== Data under study

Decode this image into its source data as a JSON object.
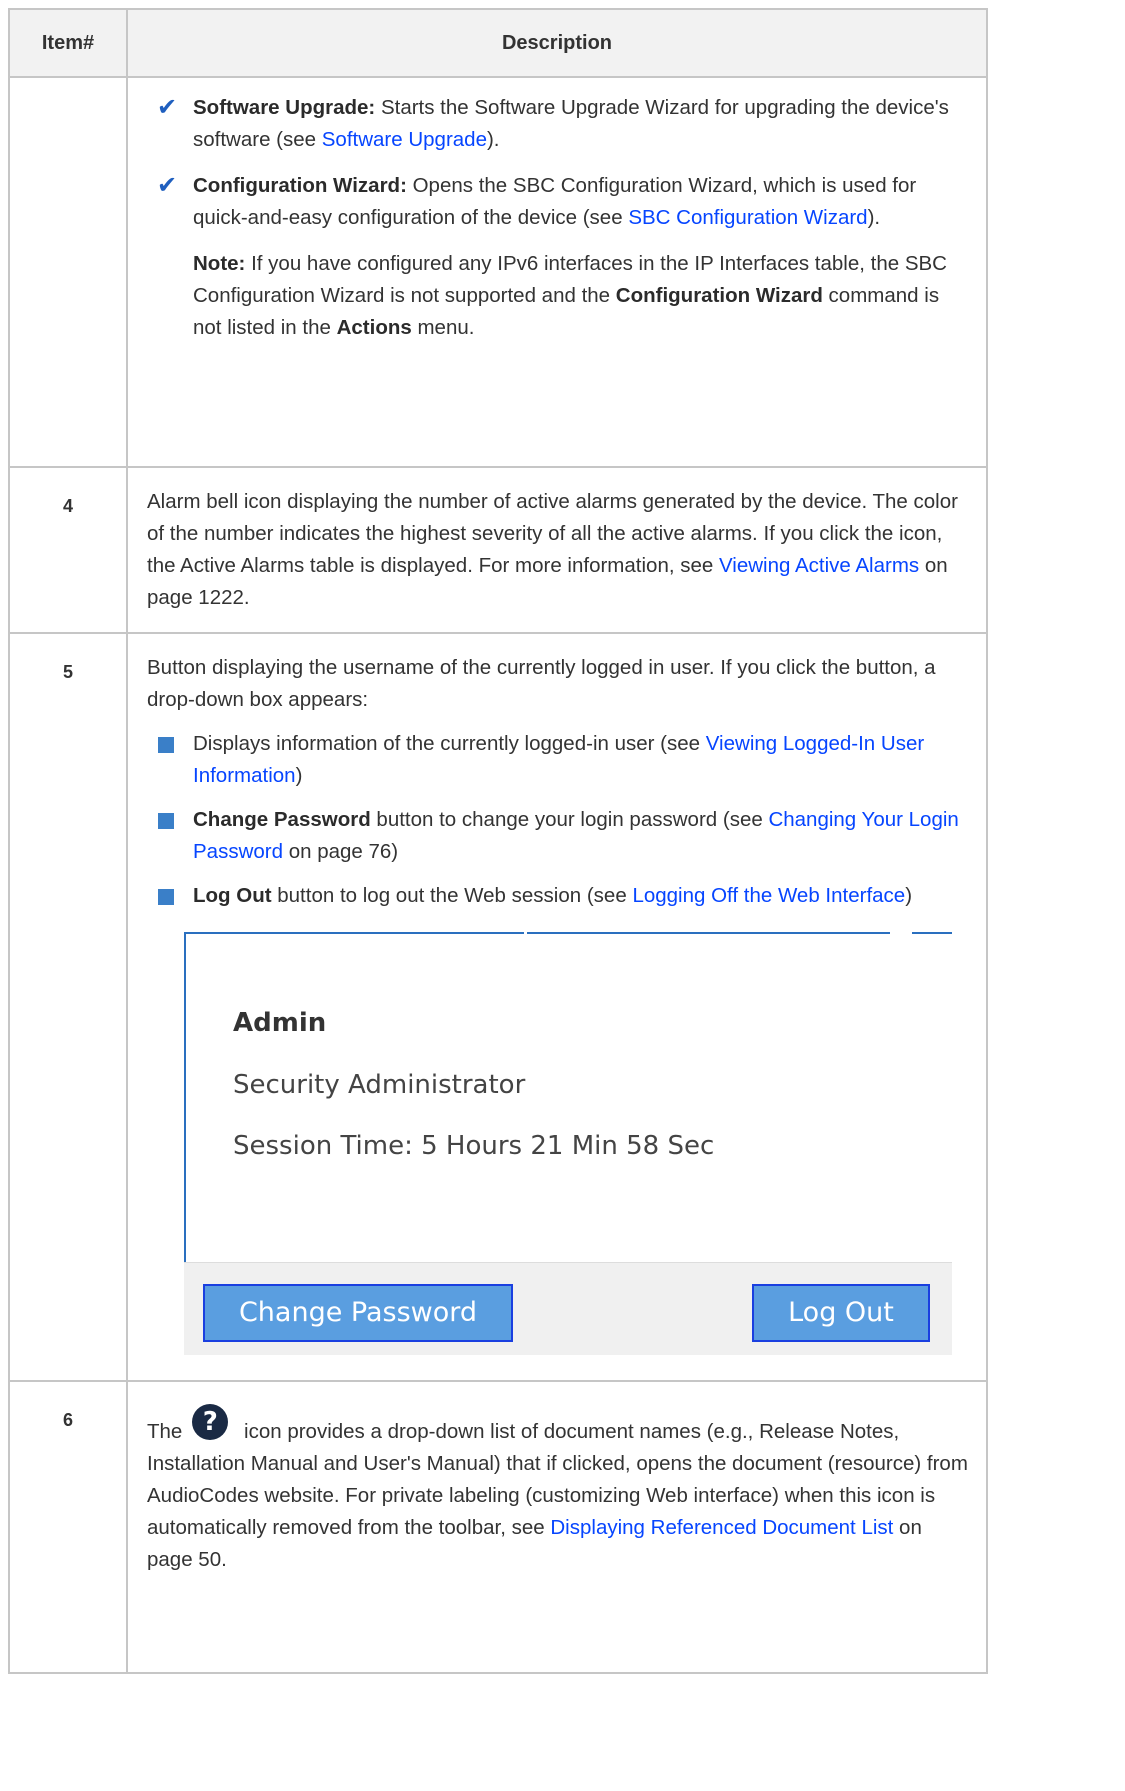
{
  "table": {
    "header_item": "Item#",
    "header_description": "Description"
  },
  "row_cont": {
    "software_upgrade_bold": "Software Upgrade:",
    "software_upgrade_text": " Starts the Software Upgrade Wizard for upgrading the device's software (see ",
    "software_upgrade_link": "Software Upgrade",
    "software_upgrade_end": ").",
    "config_wizard_bold": "Configuration Wizard:",
    "config_wizard_text": " Opens the SBC Configuration Wizard, which is used for quick-and-easy configuration of the device (see ",
    "config_wizard_link": "SBC Configuration Wizard",
    "config_wizard_end": ").",
    "note_bold": "Note:",
    "note_text1": " If you have configured any IPv6 interfaces in the IP Interfaces table, the SBC Configuration Wizard is not supported and the ",
    "note_bold2": "Configuration Wizard",
    "note_text2": " command is not listed in the ",
    "note_bold3": "Actions",
    "note_text3": " menu."
  },
  "row4": {
    "item": "4",
    "text": "Alarm bell icon displaying the number of active alarms generated by the device. The color of the number indicates the highest severity of all the active alarms. If you click the icon, the Active Alarms table is displayed. For more information, see ",
    "link": "Viewing Active Alarms",
    "end": " on page 1222."
  },
  "row5": {
    "item": "5",
    "intro": "Button displaying the username of the currently logged in user. If you click the button, a drop-down box appears:",
    "b1_text": "Displays information of the currently logged-in user (see ",
    "b1_link": "Viewing Logged-In User Information",
    "b1_end": ")",
    "b2_bold": "Change Password",
    "b2_text": " button to change your login password (see ",
    "b2_link": "Changing Your Login Password",
    "b2_end": " on page 76)",
    "b3_bold": "Log Out",
    "b3_text": " button to log out the Web session (see ",
    "b3_link": "Logging Off the Web Interface",
    "b3_end": ")",
    "shot": {
      "user": "Admin",
      "role": "Security Administrator",
      "session": "Session Time: 5 Hours 21 Min 58 Sec",
      "change_password": "Change Password",
      "log_out": "Log Out"
    }
  },
  "row6": {
    "item": "6",
    "pre": "The",
    "icon_glyph": "?",
    "text": " icon provides a drop-down list of document names (e.g., Release Notes, Installation Manual and User's Manual) that if clicked, opens the document (resource) from AudioCodes website. For private labeling (customizing Web interface) when this icon is automatically removed from the toolbar, see ",
    "link": "Displaying Referenced Document List",
    "end": " on page 50."
  },
  "icons": {
    "check": "checkmark-icon",
    "bullet": "square-bullet-icon",
    "help": "help-question-icon"
  },
  "colors": {
    "link": "#0645ff",
    "check": "#1f5fbf",
    "bullet": "#3a7fc8",
    "button_bg": "#5a9ee0",
    "button_border": "#1a3fe0"
  }
}
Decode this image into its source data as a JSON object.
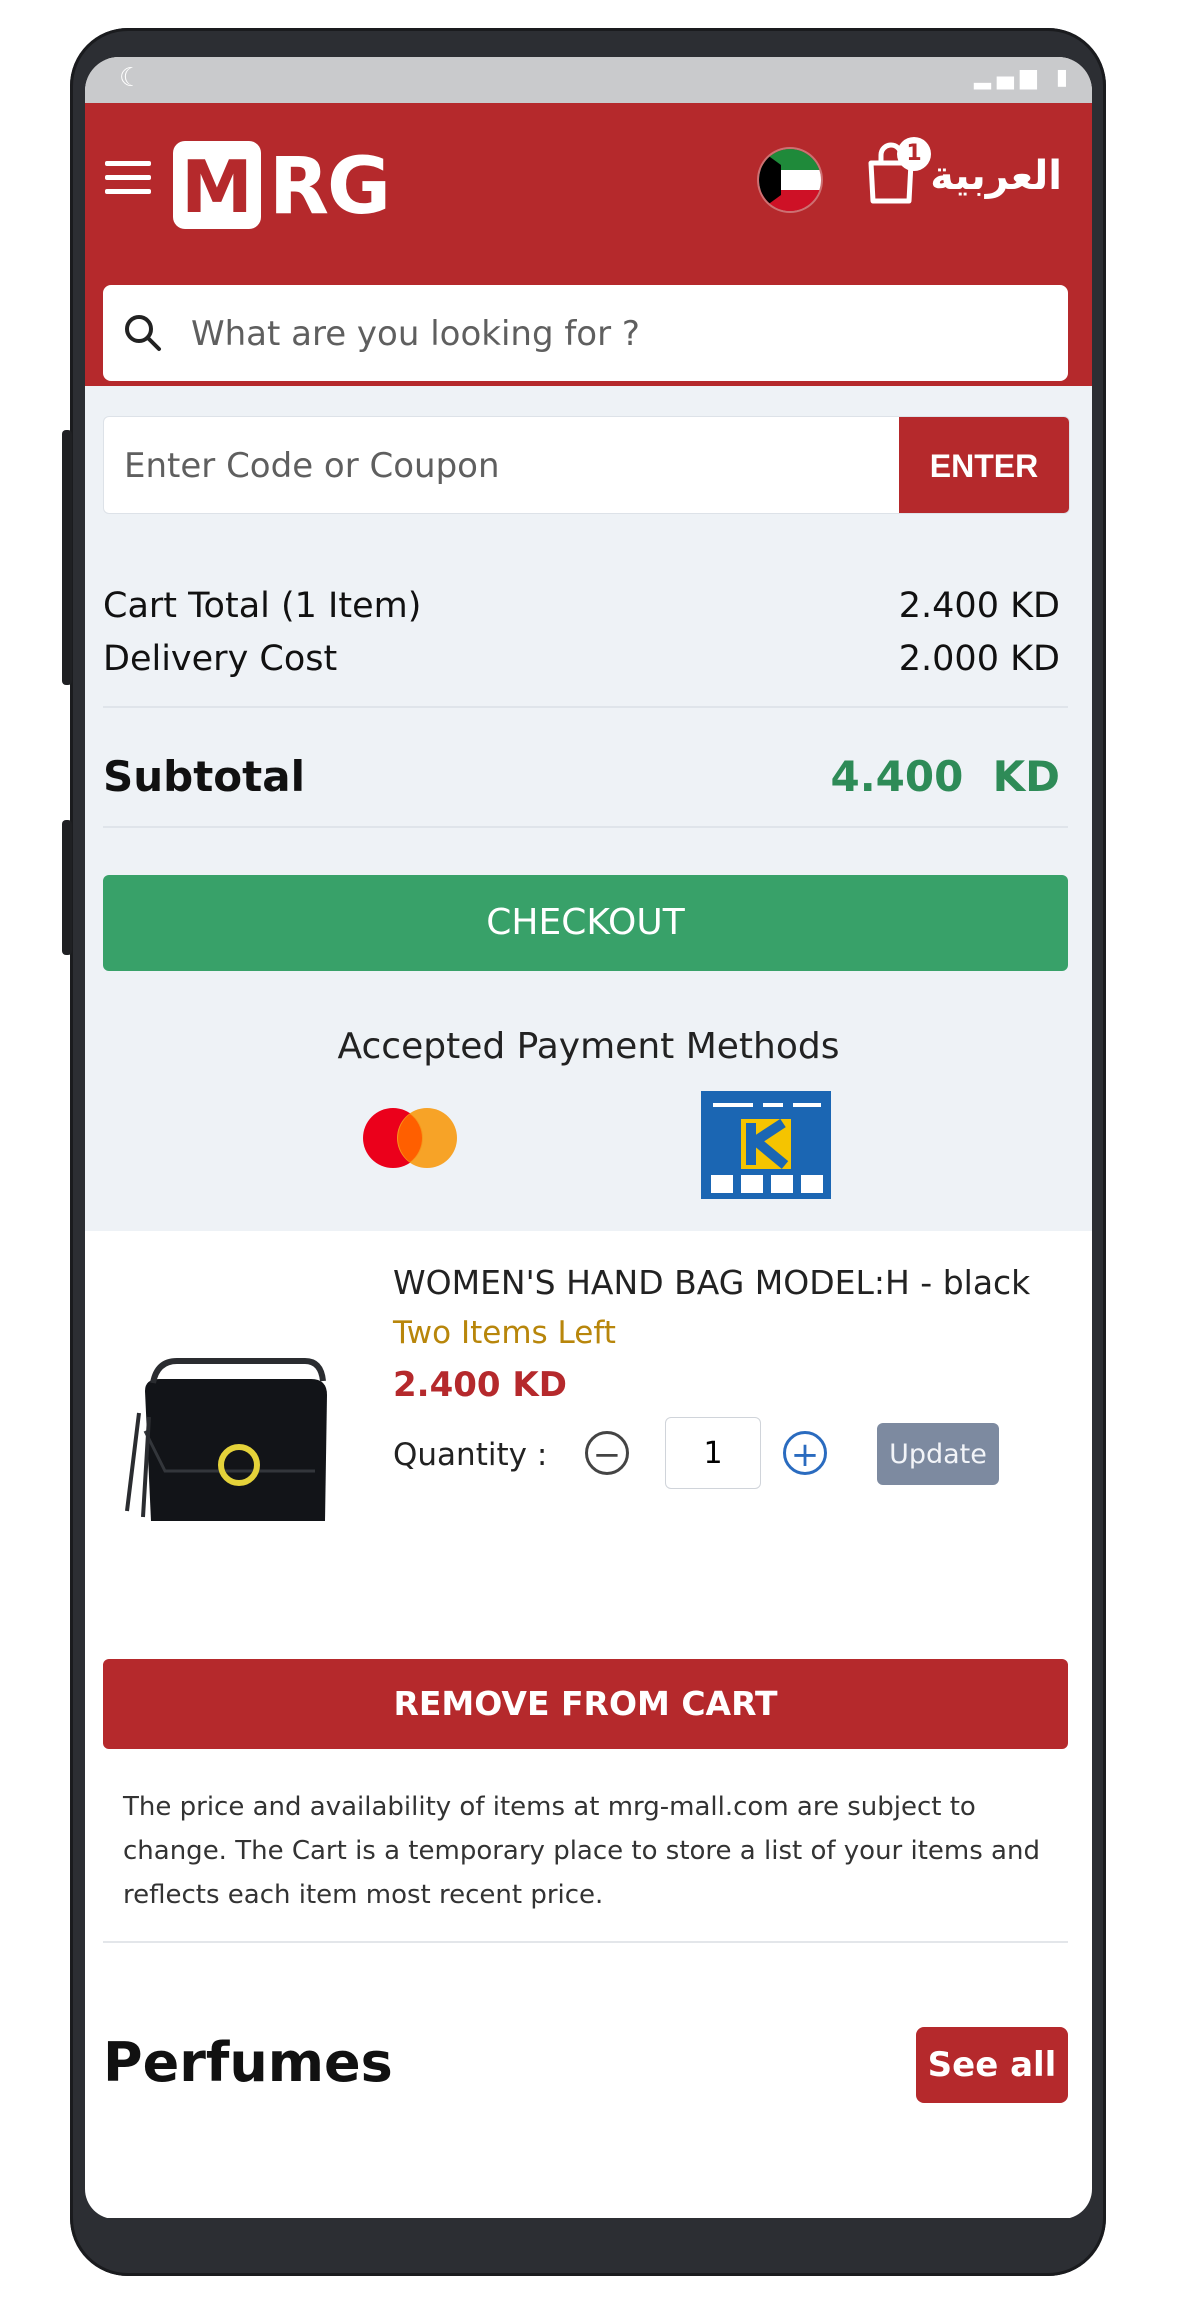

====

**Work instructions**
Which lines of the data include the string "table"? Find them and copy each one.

**Answer section**
  "table": {
    "note_text1": " If you have configured any IPv6 interfaces in the IP Interfaces table, the SBC Configuration Wizard is not supported and the ",
    "text": "Alarm bell icon displaying the number of active alarms generated by the device. The color of the number indicates the highest severity of all the active alarms. If you click the icon, the Active Alarms table is displayed. For more information, see ",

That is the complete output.